After secretly visiting China to mark the 25th anniversary of the 1989 June 4th crackdown last week, Tiananmen protest leader Zhou Fengsuo commented that “the massacre was for this small fraction of families that control China, not for the general well-being of the Chinese. If you look at the people who were hardliners 25 years ago, they are all billionaires now” (via Sunny Yan). At The Diplomat, Sydney University’s Kerry Brown suggests that the interests of the Party’s elite dynasties are more influential now than ever:
As Bloomberg and others have made clear in their tracking of top Chinese families, in the 21st century China seems to be returning to a family-run country rather than a place where individual imperial-style strongmen rule the roost. The family dynamics may well explain why Xi has so vigorously prosecuted his campaign against the grubby money-hungry arriviste Zhou Yongkang, who only has venal business men supporting him. It might also explain the story of the assembly of the Xi clan in 2008 in Beijing where the matriarch, Qi Xin, reportedly berated all the members for being too involved in making money and not focused enough on family honor.
In the family context, obligations are so strong that promises hardly need to be spoken, but they evidently exist. Family honor reigns supreme. Yes, honor involves wealth and power, but it is also something more than that. Seeing China as a place where leaders drum the beat of national greatness while at the same time they are prosecuting campaigns for their clan and tribal interests helps us to make a little more sense of the complexity and ambiguities in the way they speak. Their motivations and promises point in two directions – abstractly to the grand society in which they sit at the top, but more concretely to their own network of interests, the most crucial of which are family ones. [Source]
When China marked the 100th birthday of Xi’s father Xi Zhongxun in extravagant style last year, conflicting analyses suggested that Xi was playing the occasion up to emphasize his political authority, and playing it down to avoid being seen as a pampered and privileged princeling. He appears keen to project himself to the public as a down-to-earth man of the people, an image polished by flourishes like a well-publicized bun-shop expedition, but based on his seven years in rural Shaanxi during the Cultural Revolution. He discussed this period in a newly unearthed interview from 2004. From Chris Buckley at The New York Times:
“The first test was the flea test,” said Mr. Xi. “When I first got there, I couldn’t stand the fleas. I don’t know if they still have them.

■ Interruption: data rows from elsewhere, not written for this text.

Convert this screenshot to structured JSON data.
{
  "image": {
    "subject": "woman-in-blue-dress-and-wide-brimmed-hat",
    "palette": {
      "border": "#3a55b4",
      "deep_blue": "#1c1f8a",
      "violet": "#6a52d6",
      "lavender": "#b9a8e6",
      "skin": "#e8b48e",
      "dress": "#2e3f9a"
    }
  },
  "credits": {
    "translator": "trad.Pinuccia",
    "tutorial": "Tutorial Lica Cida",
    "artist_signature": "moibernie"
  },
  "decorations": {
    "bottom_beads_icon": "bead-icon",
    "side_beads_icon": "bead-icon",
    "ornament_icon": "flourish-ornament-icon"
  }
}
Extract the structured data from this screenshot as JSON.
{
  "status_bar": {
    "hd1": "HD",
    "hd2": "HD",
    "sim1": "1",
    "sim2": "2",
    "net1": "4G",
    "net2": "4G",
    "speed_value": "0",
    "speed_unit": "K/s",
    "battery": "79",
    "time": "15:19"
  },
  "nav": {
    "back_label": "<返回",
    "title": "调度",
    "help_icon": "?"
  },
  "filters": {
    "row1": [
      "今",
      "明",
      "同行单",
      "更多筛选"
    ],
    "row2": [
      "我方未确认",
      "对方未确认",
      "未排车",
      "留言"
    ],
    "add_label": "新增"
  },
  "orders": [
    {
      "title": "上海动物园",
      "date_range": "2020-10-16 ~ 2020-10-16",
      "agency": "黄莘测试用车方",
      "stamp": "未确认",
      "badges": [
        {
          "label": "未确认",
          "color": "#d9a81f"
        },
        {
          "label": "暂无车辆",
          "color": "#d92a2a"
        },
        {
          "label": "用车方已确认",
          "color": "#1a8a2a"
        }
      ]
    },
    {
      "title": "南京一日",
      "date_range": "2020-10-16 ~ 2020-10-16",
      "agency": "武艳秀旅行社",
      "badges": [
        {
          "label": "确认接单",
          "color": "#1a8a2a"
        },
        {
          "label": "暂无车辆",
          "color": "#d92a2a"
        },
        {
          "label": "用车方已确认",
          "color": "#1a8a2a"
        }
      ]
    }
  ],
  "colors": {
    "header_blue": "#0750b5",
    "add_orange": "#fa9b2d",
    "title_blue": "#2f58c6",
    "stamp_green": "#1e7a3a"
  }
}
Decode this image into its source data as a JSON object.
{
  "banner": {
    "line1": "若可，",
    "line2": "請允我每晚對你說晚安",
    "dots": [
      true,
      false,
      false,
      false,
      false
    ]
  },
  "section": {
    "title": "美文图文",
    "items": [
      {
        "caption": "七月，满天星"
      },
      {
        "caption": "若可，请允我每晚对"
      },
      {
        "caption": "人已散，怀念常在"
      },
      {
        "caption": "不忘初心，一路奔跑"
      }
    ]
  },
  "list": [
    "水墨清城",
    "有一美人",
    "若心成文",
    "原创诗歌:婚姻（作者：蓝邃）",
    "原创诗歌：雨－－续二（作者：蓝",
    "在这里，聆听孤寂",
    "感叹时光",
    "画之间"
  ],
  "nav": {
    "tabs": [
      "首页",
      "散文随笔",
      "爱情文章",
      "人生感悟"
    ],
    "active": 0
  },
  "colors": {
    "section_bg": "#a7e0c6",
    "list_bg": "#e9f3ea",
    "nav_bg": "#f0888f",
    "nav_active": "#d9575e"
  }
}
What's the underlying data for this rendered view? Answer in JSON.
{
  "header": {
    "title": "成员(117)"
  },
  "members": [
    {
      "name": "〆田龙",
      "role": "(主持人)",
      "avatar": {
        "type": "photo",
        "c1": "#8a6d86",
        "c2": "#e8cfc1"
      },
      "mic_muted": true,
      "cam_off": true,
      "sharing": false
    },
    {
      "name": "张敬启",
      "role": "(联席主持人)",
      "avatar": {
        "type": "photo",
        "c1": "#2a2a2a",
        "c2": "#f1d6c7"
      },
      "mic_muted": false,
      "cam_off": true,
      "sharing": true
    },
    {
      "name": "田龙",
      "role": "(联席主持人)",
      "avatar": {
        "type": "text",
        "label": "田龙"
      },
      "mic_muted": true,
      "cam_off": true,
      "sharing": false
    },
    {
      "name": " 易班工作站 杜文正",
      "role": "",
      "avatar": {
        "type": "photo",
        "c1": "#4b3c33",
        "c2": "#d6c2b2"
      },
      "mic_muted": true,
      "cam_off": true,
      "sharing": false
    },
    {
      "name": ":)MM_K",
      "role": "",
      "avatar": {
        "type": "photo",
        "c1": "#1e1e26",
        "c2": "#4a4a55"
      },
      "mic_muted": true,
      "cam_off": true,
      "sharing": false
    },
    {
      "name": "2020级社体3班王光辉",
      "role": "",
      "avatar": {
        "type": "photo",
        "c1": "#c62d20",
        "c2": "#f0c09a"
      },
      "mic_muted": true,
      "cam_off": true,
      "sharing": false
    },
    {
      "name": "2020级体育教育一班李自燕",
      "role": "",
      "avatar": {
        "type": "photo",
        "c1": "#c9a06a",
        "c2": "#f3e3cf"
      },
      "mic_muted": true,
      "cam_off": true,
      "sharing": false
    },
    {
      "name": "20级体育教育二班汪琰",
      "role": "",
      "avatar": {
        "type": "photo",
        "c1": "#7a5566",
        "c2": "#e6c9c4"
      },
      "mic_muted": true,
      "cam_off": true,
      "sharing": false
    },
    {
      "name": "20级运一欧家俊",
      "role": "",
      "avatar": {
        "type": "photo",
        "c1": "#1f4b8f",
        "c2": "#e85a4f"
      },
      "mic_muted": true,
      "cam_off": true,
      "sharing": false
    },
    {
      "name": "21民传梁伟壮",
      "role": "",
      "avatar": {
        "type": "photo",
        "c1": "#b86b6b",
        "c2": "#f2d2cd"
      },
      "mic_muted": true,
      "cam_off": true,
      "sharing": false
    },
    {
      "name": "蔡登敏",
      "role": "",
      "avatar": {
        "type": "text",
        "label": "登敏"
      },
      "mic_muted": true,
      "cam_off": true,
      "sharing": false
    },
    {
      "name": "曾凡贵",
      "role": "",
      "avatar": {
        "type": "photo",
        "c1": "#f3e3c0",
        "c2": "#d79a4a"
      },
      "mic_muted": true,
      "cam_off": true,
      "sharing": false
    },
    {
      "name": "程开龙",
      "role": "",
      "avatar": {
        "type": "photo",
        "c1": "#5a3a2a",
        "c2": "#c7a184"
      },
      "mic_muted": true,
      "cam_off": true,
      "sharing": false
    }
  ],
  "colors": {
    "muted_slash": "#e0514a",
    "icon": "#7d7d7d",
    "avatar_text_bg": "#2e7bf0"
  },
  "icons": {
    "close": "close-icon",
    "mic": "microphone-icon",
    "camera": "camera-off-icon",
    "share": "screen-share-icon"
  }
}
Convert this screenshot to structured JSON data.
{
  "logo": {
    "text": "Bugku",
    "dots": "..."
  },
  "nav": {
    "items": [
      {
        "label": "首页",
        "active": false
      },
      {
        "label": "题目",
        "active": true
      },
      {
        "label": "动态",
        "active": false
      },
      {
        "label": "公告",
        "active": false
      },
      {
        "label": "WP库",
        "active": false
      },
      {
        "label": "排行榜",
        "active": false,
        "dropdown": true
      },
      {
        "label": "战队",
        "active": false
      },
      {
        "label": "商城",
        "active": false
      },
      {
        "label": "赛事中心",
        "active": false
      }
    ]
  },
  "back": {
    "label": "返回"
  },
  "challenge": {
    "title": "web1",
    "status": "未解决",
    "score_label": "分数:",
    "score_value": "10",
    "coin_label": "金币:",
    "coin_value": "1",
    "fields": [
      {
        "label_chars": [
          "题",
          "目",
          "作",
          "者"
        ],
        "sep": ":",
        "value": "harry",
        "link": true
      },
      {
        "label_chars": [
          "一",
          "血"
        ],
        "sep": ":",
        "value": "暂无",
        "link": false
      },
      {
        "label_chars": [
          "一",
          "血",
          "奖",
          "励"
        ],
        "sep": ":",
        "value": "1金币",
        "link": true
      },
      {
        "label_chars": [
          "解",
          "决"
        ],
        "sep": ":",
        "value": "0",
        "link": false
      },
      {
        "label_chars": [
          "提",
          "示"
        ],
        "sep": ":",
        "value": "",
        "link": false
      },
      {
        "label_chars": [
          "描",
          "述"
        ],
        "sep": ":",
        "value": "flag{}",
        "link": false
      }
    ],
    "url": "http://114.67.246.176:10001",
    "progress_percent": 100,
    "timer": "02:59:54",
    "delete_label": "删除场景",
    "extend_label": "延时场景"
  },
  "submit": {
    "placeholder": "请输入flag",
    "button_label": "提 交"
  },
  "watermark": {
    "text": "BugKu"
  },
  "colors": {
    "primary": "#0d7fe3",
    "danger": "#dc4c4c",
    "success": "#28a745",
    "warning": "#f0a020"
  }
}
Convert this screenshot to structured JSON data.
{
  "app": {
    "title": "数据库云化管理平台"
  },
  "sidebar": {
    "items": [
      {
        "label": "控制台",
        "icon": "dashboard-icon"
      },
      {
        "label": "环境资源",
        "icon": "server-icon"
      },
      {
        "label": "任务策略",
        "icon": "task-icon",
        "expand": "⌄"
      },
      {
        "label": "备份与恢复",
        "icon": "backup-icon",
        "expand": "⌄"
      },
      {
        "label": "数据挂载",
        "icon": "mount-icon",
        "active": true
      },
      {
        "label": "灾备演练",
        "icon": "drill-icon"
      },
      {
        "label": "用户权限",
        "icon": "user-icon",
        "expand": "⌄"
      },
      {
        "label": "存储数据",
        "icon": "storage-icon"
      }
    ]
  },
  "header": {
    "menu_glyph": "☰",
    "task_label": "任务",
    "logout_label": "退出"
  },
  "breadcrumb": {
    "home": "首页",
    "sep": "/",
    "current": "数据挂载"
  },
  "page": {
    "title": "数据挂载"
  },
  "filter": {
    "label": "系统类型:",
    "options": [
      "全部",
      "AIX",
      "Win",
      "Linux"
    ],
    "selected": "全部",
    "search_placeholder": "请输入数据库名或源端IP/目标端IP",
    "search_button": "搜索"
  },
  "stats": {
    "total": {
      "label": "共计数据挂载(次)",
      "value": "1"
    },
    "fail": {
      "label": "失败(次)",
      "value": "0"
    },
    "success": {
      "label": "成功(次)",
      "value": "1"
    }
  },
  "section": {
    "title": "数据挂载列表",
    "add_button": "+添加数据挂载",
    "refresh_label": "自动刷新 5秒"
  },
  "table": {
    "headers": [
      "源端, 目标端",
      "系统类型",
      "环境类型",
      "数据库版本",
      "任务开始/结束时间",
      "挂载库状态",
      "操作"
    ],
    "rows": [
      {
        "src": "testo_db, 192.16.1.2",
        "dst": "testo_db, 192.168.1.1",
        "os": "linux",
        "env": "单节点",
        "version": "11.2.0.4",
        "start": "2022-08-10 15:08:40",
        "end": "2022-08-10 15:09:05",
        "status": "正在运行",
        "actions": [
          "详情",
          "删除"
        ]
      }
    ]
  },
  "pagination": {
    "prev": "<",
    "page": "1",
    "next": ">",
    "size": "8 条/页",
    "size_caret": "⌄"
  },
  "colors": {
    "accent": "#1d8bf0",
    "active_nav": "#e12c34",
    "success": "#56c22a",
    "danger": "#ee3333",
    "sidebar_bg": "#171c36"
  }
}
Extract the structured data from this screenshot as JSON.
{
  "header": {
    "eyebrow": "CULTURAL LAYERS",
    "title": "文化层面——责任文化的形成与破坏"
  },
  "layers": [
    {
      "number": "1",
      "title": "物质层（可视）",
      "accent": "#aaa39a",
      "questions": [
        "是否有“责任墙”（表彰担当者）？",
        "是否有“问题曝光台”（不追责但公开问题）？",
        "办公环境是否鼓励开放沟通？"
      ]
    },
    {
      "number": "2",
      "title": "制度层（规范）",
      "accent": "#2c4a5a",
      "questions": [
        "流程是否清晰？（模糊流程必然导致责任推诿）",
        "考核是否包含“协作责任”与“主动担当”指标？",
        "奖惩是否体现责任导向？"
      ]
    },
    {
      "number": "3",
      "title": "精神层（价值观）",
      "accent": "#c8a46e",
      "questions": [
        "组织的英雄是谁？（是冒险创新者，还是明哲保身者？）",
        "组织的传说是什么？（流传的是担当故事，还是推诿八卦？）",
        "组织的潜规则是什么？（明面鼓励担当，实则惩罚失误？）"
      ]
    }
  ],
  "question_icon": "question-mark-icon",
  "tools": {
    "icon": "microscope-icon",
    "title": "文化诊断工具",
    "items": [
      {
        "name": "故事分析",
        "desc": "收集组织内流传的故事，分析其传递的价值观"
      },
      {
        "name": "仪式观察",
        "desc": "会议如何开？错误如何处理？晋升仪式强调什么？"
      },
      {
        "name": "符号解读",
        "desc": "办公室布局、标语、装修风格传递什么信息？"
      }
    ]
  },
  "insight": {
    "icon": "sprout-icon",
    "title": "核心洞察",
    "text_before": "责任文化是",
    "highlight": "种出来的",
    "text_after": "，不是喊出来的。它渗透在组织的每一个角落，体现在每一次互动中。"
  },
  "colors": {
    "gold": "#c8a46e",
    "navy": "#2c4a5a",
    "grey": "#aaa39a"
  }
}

My skin was very allergic to them, and they bit my skin into swathes of red sores that became blisters that burst. It was so painful you didn’t want to live, but after three years my skin was as tough as ox meat and horse hide and wasn’t afraid of being bitten.”
[…] Mr. Xi speaks Mandarin Chinese like a Beijing native. But he said in the interview that he considered himself a native of the region where he was sent down, and that story of being redeemed politically by embracing sacrifice and work among the people remains a part of Mr. Xi’s populist political persona.
“I truly see myself as a Yan’an native,” he said. “Even now, many of the fundamental ideas and basic features that I’ve formed were formed in Yan’an.” [Source]
See more from Zhuang Pinghui at South China Morning Post [Update: and video with transcript at Sina.com, via Chris Buckley]. Other recent moves to burnish Xi’s image include the publication of a book of quotations—including “we cannot use the excuse of reform for our own interests”—and an editorial in an influential Party journal vigorously praising his political vision. From Cary Huang at South China Morning Post last week:
An editorial in the June issue of Qiushi – or “Seek Truth” – said Xi had put forward “new thinking, new views and new conclusions” in a series of important speeches since the 18th National Party Congress in November 2012 addressing the development of the party and the state.
The magazine praised Xi’s speeches as the “latest theoretical achievement in the development of socialism with Chinese characteristics as well as the development of Marxism and Leninism, and Mao Zedong thought”.
[…] “To suggest that his speeches are the theoretical guidelines for the whole party and country is to promote his status to the same level as Mao’s in party history,” said Zhang [Lifan], a party historian formerly with the Chinese Academy of Social Sciences. [Source]